The 2023 World Baseball Classic kicked into high gear on Saturday, with Pools C and D getting underway. (Team USA, who we're bearish on repeating as champions, will play tonight against Great Britain.) Most of the previous games had been played either late at night or early in the morning, meaning myriad American viewers got their first taste of extra-inning action this WBC when Colombia and Mexico required a 10th frame on Saturday afternoon. (Colombia, for those wondering, won a 5-4 thriller.)
If you were one of those individuals, you may have questioned why the zombie runner -- that is, the automatic runner placed on second base to begin extra innings -- was used. After all, other recent additions to Major League Baseball's rulebook, such as the pitch timer and defensive shifts restrictions, are not being employed this tournament. So, why was the Manfred man (so named after MLB commissioner Rob Manfred) in play?
The technical answer is straightforward: the WBC is being played in accordance with the 2022 Official Baseball Rules, with a few exceptions. For example, there are no limits on the number of mound visits each team takes. The less-technical answer is that international baseball settings have experimented with automatic runners far longer than they've been part of MLB. Indeed, the 2017 WBC toyed with having runners placed at first and second base beginning with the 11th inning. Having just one runner in extra innings this tournament, then, is actually a more conservative approach.
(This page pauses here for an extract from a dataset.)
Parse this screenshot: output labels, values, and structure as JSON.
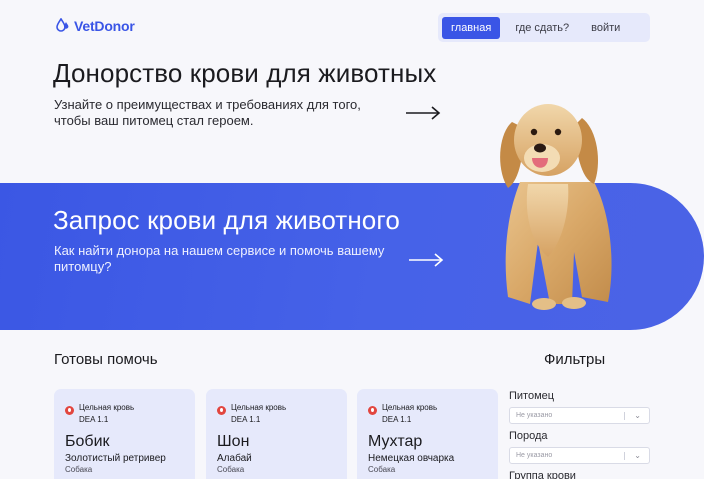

Leaning into the use of automatic runners is a sensible decision for international baseball settings. Bear in mind, WBC teams are restricted in how much they're allowed to use pitchers as a means of preventing injury and/or unnecessary wear and tear. Lengthy extra-inning games are undesirable in these settings, even if they also happen to be entertaining to watch.
The use of the automatic runner is an attempt to split the gap between a traditional conclusion to these games and a tie or otherwise gimmicky finish. Of course, whether or not it accomplishes that goal is up for debate, but the logic behind the implementation is sound enough.